If a line in the data holds "Tabloid", copy that line out in full.

[Entries from a dataset of interfaces]
━━━━━━━━━━
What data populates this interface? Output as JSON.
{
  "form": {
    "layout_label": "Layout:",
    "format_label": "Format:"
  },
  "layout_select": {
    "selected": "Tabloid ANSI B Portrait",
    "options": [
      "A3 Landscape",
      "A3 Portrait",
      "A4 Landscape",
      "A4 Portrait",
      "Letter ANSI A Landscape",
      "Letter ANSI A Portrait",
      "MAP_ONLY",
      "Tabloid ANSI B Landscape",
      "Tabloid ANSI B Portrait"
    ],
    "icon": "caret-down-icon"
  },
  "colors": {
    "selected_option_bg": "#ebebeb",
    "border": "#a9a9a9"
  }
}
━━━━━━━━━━
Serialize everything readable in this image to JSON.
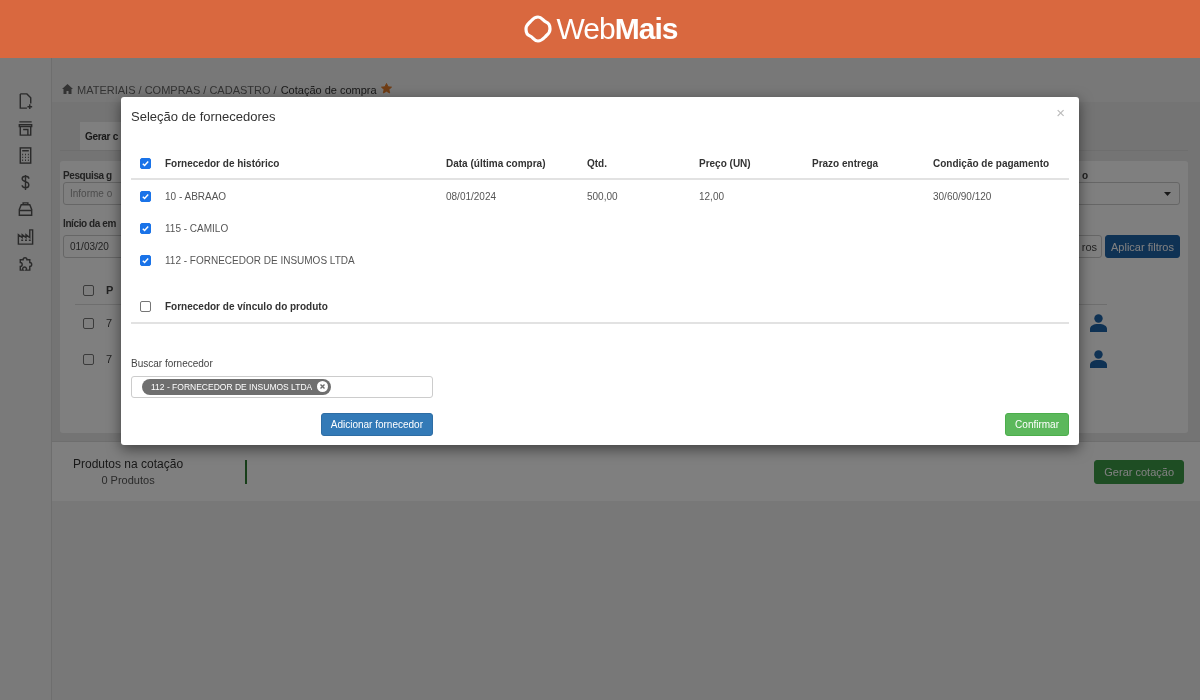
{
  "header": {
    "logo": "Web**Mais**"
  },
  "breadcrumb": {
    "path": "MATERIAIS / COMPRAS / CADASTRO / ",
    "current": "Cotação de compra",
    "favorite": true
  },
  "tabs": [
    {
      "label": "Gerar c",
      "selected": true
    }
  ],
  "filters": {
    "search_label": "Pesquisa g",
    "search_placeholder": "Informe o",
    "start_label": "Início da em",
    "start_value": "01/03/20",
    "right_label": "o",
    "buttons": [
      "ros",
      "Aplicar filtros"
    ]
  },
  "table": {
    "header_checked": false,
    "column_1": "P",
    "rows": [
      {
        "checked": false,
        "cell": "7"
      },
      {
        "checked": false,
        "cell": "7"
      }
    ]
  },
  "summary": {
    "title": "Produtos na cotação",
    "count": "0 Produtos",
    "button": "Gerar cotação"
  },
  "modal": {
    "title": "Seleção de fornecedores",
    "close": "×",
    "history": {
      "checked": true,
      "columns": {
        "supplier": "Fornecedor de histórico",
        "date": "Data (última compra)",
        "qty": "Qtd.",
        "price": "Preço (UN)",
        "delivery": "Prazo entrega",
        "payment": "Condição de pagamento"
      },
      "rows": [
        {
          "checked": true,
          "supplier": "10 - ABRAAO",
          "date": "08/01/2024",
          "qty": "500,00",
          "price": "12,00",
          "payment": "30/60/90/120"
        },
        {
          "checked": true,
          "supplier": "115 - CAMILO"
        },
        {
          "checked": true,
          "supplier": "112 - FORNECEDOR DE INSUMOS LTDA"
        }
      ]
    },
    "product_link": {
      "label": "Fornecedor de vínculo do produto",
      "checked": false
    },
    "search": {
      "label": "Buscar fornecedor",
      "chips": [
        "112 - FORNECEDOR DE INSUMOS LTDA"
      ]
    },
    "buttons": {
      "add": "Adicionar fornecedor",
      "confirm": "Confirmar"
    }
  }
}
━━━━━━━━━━
**SOLUTION TO THIS EXERCISE**.
    "selected": "Tabloid ANSI B Portrait",
      "Tabloid ANSI B Landscape",
      "Tabloid ANSI B Portrait"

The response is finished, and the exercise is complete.